### PROBLEM TO SOLVE
When a line below contains the word "number", it counts toward the total; give that total and nothing besides.
=== Begin Enclosure ===
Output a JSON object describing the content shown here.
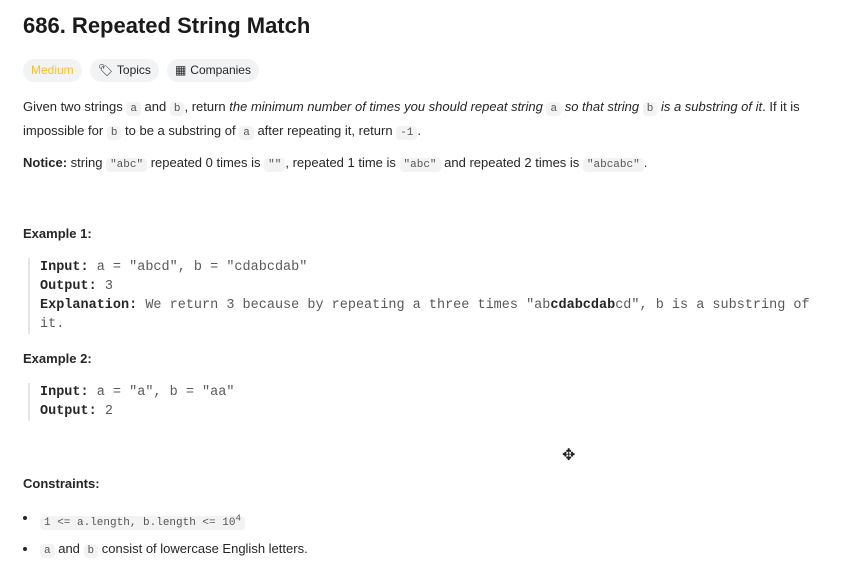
{
  "title": "686. Repeated String Match",
  "tags": {
    "difficulty": "Medium",
    "topics": "Topics",
    "companies": "Companies",
    "difficulty_color": "#ffc01e"
  },
  "desc": {
    "p1a": "Given two strings ",
    "a": "a",
    "and": " and ",
    "b": "b",
    "p1b": ", return ",
    "p1i": "the minimum number of times you should repeat string ",
    "p1j": " so that string ",
    "p1k": " is a substring of it",
    "p2a": ". If it is impossible for ",
    "p2b": " to be a substring of ",
    "p2c": " after repeating it, return ",
    "neg": "-1",
    "dot": "."
  },
  "notice": {
    "label": "Notice:",
    "t1": " string ",
    "c1": "\"abc\"",
    "t2": " repeated 0 times is ",
    "c2": "\"\"",
    "t3": ", repeated 1 time is ",
    "c3": "\"abc\"",
    "t4": " and repeated 2 times is ",
    "c4": "\"abcabc\"",
    "t5": "."
  },
  "example1": {
    "heading": "Example 1:",
    "input_label": "Input:",
    "input": " a = \"abcd\", b = \"cdabcdab\"",
    "output_label": "Output:",
    "output": " 3",
    "expl_label": "Explanation:",
    "expl_a": " We return 3 because by repeating a three times \"ab",
    "expl_b": "cdabcdab",
    "expl_c": "cd\", b is a substring of it."
  },
  "example2": {
    "heading": "Example 2:",
    "input_label": "Input:",
    "input": " a = \"a\", b = \"aa\"",
    "output_label": "Output:",
    "output": " 2"
  },
  "constraints": {
    "heading": "Constraints:",
    "c1": "1 <= a.length, b.length <= 10",
    "c1_sup": "4",
    "c2a": "a",
    "c2b": " and ",
    "c2c": "b",
    "c2d": " consist of lowercase English letters."
  }
}
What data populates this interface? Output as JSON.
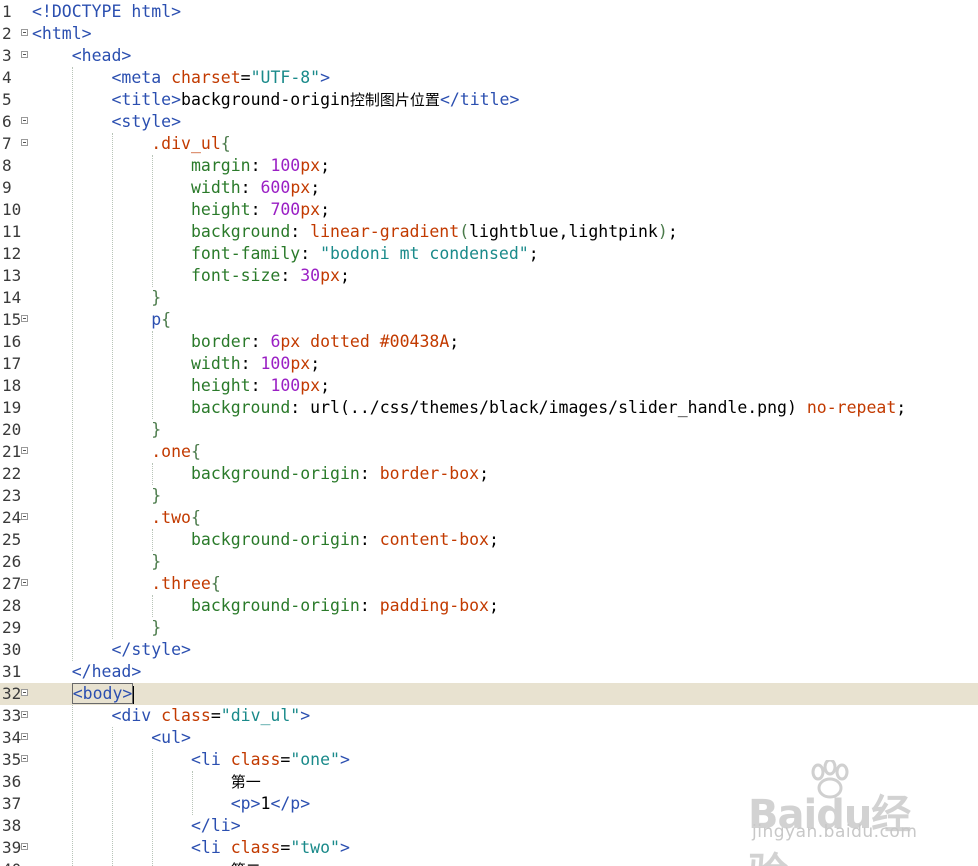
{
  "editor": {
    "current_line": 32,
    "lines": [
      {
        "num": "1",
        "fold": false,
        "tokens": [
          {
            "c": "t-tag",
            "t": "<!DOCTYPE html>"
          }
        ]
      },
      {
        "num": "2",
        "fold": true,
        "tokens": [
          {
            "c": "t-tag",
            "t": "<html>"
          }
        ]
      },
      {
        "num": "3",
        "fold": true,
        "tokens": [
          {
            "c": "t-plain",
            "t": "    "
          },
          {
            "c": "t-tag",
            "t": "<head>"
          }
        ]
      },
      {
        "num": "4",
        "fold": false,
        "tokens": [
          {
            "c": "t-plain",
            "t": "        "
          },
          {
            "c": "t-tag",
            "t": "<meta "
          },
          {
            "c": "t-attr",
            "t": "charset"
          },
          {
            "c": "t-plain",
            "t": "="
          },
          {
            "c": "t-str",
            "t": "\"UTF-8\""
          },
          {
            "c": "t-tag",
            "t": ">"
          }
        ]
      },
      {
        "num": "5",
        "fold": false,
        "tokens": [
          {
            "c": "t-plain",
            "t": "        "
          },
          {
            "c": "t-tag",
            "t": "<title>"
          },
          {
            "c": "t-plain",
            "t": "background-origin"
          },
          {
            "c": "t-cn",
            "t": "控制图片位置"
          },
          {
            "c": "t-tag",
            "t": "</title>"
          }
        ]
      },
      {
        "num": "6",
        "fold": true,
        "tokens": [
          {
            "c": "t-plain",
            "t": "        "
          },
          {
            "c": "t-tag",
            "t": "<style>"
          }
        ]
      },
      {
        "num": "7",
        "fold": true,
        "tokens": [
          {
            "c": "t-plain",
            "t": "            "
          },
          {
            "c": "t-sel",
            "t": ".div_ul"
          },
          {
            "c": "t-brace",
            "t": "{"
          }
        ]
      },
      {
        "num": "8",
        "fold": false,
        "tokens": [
          {
            "c": "t-plain",
            "t": "                "
          },
          {
            "c": "t-prop",
            "t": "margin"
          },
          {
            "c": "t-plain",
            "t": ": "
          },
          {
            "c": "t-num",
            "t": "100"
          },
          {
            "c": "t-kw",
            "t": "px"
          },
          {
            "c": "t-plain",
            "t": ";"
          }
        ]
      },
      {
        "num": "9",
        "fold": false,
        "tokens": [
          {
            "c": "t-plain",
            "t": "                "
          },
          {
            "c": "t-prop",
            "t": "width"
          },
          {
            "c": "t-plain",
            "t": ": "
          },
          {
            "c": "t-num",
            "t": "600"
          },
          {
            "c": "t-kw",
            "t": "px"
          },
          {
            "c": "t-plain",
            "t": ";"
          }
        ]
      },
      {
        "num": "10",
        "fold": false,
        "tokens": [
          {
            "c": "t-plain",
            "t": "                "
          },
          {
            "c": "t-prop",
            "t": "height"
          },
          {
            "c": "t-plain",
            "t": ": "
          },
          {
            "c": "t-num",
            "t": "700"
          },
          {
            "c": "t-kw",
            "t": "px"
          },
          {
            "c": "t-plain",
            "t": ";"
          }
        ]
      },
      {
        "num": "11",
        "fold": false,
        "tokens": [
          {
            "c": "t-plain",
            "t": "                "
          },
          {
            "c": "t-prop",
            "t": "background"
          },
          {
            "c": "t-plain",
            "t": ": "
          },
          {
            "c": "t-kw",
            "t": "linear-gradient"
          },
          {
            "c": "t-brace",
            "t": "("
          },
          {
            "c": "t-plain",
            "t": "lightblue,lightpink"
          },
          {
            "c": "t-brace",
            "t": ")"
          },
          {
            "c": "t-plain",
            "t": ";"
          }
        ]
      },
      {
        "num": "12",
        "fold": false,
        "tokens": [
          {
            "c": "t-plain",
            "t": "                "
          },
          {
            "c": "t-prop",
            "t": "font-family"
          },
          {
            "c": "t-plain",
            "t": ": "
          },
          {
            "c": "t-str",
            "t": "\"bodoni mt condensed\""
          },
          {
            "c": "t-plain",
            "t": ";"
          }
        ]
      },
      {
        "num": "13",
        "fold": false,
        "tokens": [
          {
            "c": "t-plain",
            "t": "                "
          },
          {
            "c": "t-prop",
            "t": "font-size"
          },
          {
            "c": "t-plain",
            "t": ": "
          },
          {
            "c": "t-num",
            "t": "30"
          },
          {
            "c": "t-kw",
            "t": "px"
          },
          {
            "c": "t-plain",
            "t": ";"
          }
        ]
      },
      {
        "num": "14",
        "fold": false,
        "tokens": [
          {
            "c": "t-plain",
            "t": "            "
          },
          {
            "c": "t-brace",
            "t": "}"
          }
        ]
      },
      {
        "num": "15",
        "fold": true,
        "tokens": [
          {
            "c": "t-plain",
            "t": "            "
          },
          {
            "c": "t-tag",
            "t": "p"
          },
          {
            "c": "t-brace",
            "t": "{"
          }
        ]
      },
      {
        "num": "16",
        "fold": false,
        "tokens": [
          {
            "c": "t-plain",
            "t": "                "
          },
          {
            "c": "t-prop",
            "t": "border"
          },
          {
            "c": "t-plain",
            "t": ": "
          },
          {
            "c": "t-num",
            "t": "6"
          },
          {
            "c": "t-kw",
            "t": "px dotted #00438A"
          },
          {
            "c": "t-plain",
            "t": ";"
          }
        ]
      },
      {
        "num": "17",
        "fold": false,
        "tokens": [
          {
            "c": "t-plain",
            "t": "                "
          },
          {
            "c": "t-prop",
            "t": "width"
          },
          {
            "c": "t-plain",
            "t": ": "
          },
          {
            "c": "t-num",
            "t": "100"
          },
          {
            "c": "t-kw",
            "t": "px"
          },
          {
            "c": "t-plain",
            "t": ";"
          }
        ]
      },
      {
        "num": "18",
        "fold": false,
        "tokens": [
          {
            "c": "t-plain",
            "t": "                "
          },
          {
            "c": "t-prop",
            "t": "height"
          },
          {
            "c": "t-plain",
            "t": ": "
          },
          {
            "c": "t-num",
            "t": "100"
          },
          {
            "c": "t-kw",
            "t": "px"
          },
          {
            "c": "t-plain",
            "t": ";"
          }
        ]
      },
      {
        "num": "19",
        "fold": false,
        "tokens": [
          {
            "c": "t-plain",
            "t": "                "
          },
          {
            "c": "t-prop",
            "t": "background"
          },
          {
            "c": "t-plain",
            "t": ": url(../css/themes/black/images/slider_handle.png) "
          },
          {
            "c": "t-kw",
            "t": "no-repeat"
          },
          {
            "c": "t-plain",
            "t": ";"
          }
        ]
      },
      {
        "num": "20",
        "fold": false,
        "tokens": [
          {
            "c": "t-plain",
            "t": "            "
          },
          {
            "c": "t-brace",
            "t": "}"
          }
        ]
      },
      {
        "num": "21",
        "fold": true,
        "tokens": [
          {
            "c": "t-plain",
            "t": "            "
          },
          {
            "c": "t-sel",
            "t": ".one"
          },
          {
            "c": "t-brace",
            "t": "{"
          }
        ]
      },
      {
        "num": "22",
        "fold": false,
        "tokens": [
          {
            "c": "t-plain",
            "t": "                "
          },
          {
            "c": "t-prop",
            "t": "background-origin"
          },
          {
            "c": "t-plain",
            "t": ": "
          },
          {
            "c": "t-kw",
            "t": "border-box"
          },
          {
            "c": "t-plain",
            "t": ";"
          }
        ]
      },
      {
        "num": "23",
        "fold": false,
        "tokens": [
          {
            "c": "t-plain",
            "t": "            "
          },
          {
            "c": "t-brace",
            "t": "}"
          }
        ]
      },
      {
        "num": "24",
        "fold": true,
        "tokens": [
          {
            "c": "t-plain",
            "t": "            "
          },
          {
            "c": "t-sel",
            "t": ".two"
          },
          {
            "c": "t-brace",
            "t": "{"
          }
        ]
      },
      {
        "num": "25",
        "fold": false,
        "tokens": [
          {
            "c": "t-plain",
            "t": "                "
          },
          {
            "c": "t-prop",
            "t": "background-origin"
          },
          {
            "c": "t-plain",
            "t": ": "
          },
          {
            "c": "t-kw",
            "t": "content-box"
          },
          {
            "c": "t-plain",
            "t": ";"
          }
        ]
      },
      {
        "num": "26",
        "fold": false,
        "tokens": [
          {
            "c": "t-plain",
            "t": "            "
          },
          {
            "c": "t-brace",
            "t": "}"
          }
        ]
      },
      {
        "num": "27",
        "fold": true,
        "tokens": [
          {
            "c": "t-plain",
            "t": "            "
          },
          {
            "c": "t-sel",
            "t": ".three"
          },
          {
            "c": "t-brace",
            "t": "{"
          }
        ]
      },
      {
        "num": "28",
        "fold": false,
        "tokens": [
          {
            "c": "t-plain",
            "t": "                "
          },
          {
            "c": "t-prop",
            "t": "background-origin"
          },
          {
            "c": "t-plain",
            "t": ": "
          },
          {
            "c": "t-kw",
            "t": "padding-box"
          },
          {
            "c": "t-plain",
            "t": ";"
          }
        ]
      },
      {
        "num": "29",
        "fold": false,
        "tokens": [
          {
            "c": "t-plain",
            "t": "            "
          },
          {
            "c": "t-brace",
            "t": "}"
          }
        ]
      },
      {
        "num": "30",
        "fold": false,
        "tokens": [
          {
            "c": "t-plain",
            "t": "        "
          },
          {
            "c": "t-tag",
            "t": "</style>"
          }
        ]
      },
      {
        "num": "31",
        "fold": false,
        "tokens": [
          {
            "c": "t-plain",
            "t": "    "
          },
          {
            "c": "t-tag",
            "t": "</head>"
          }
        ]
      },
      {
        "num": "32",
        "fold": true,
        "tokens": [
          {
            "c": "t-plain",
            "t": "    "
          },
          {
            "c": "t-tag cursor-box",
            "t": "<body>"
          }
        ]
      },
      {
        "num": "33",
        "fold": true,
        "tokens": [
          {
            "c": "t-plain",
            "t": "        "
          },
          {
            "c": "t-tag",
            "t": "<div "
          },
          {
            "c": "t-attr",
            "t": "class"
          },
          {
            "c": "t-plain",
            "t": "="
          },
          {
            "c": "t-str",
            "t": "\"div_ul\""
          },
          {
            "c": "t-tag",
            "t": ">"
          }
        ]
      },
      {
        "num": "34",
        "fold": true,
        "tokens": [
          {
            "c": "t-plain",
            "t": "            "
          },
          {
            "c": "t-tag",
            "t": "<ul>"
          }
        ]
      },
      {
        "num": "35",
        "fold": true,
        "tokens": [
          {
            "c": "t-plain",
            "t": "                "
          },
          {
            "c": "t-tag",
            "t": "<li "
          },
          {
            "c": "t-attr",
            "t": "class"
          },
          {
            "c": "t-plain",
            "t": "="
          },
          {
            "c": "t-str",
            "t": "\"one\""
          },
          {
            "c": "t-tag",
            "t": ">"
          }
        ]
      },
      {
        "num": "36",
        "fold": false,
        "tokens": [
          {
            "c": "t-plain",
            "t": "                    "
          },
          {
            "c": "t-cn",
            "t": "第一"
          }
        ]
      },
      {
        "num": "37",
        "fold": false,
        "tokens": [
          {
            "c": "t-plain",
            "t": "                    "
          },
          {
            "c": "t-tag",
            "t": "<p>"
          },
          {
            "c": "t-plain",
            "t": "1"
          },
          {
            "c": "t-tag",
            "t": "</p>"
          }
        ]
      },
      {
        "num": "38",
        "fold": false,
        "tokens": [
          {
            "c": "t-plain",
            "t": "                "
          },
          {
            "c": "t-tag",
            "t": "</li>"
          }
        ]
      },
      {
        "num": "39",
        "fold": true,
        "tokens": [
          {
            "c": "t-plain",
            "t": "                "
          },
          {
            "c": "t-tag",
            "t": "<li "
          },
          {
            "c": "t-attr",
            "t": "class"
          },
          {
            "c": "t-plain",
            "t": "="
          },
          {
            "c": "t-str",
            "t": "\"two\""
          },
          {
            "c": "t-tag",
            "t": ">"
          }
        ]
      },
      {
        "num": "40",
        "fold": false,
        "tokens": [
          {
            "c": "t-plain",
            "t": "                    "
          },
          {
            "c": "t-cn",
            "t": "第二"
          }
        ]
      }
    ]
  },
  "watermark": {
    "logo_text": "Baidu经验",
    "url": "jingyan.baidu.com"
  },
  "colors": {
    "current_line_bg": "#e8e2d0",
    "tag": "#2b4fb0",
    "attr": "#c23a00",
    "string": "#1a8a8a",
    "property": "#2a7a2a",
    "number": "#9a1fc4"
  }
}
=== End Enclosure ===
### SOLUTION
2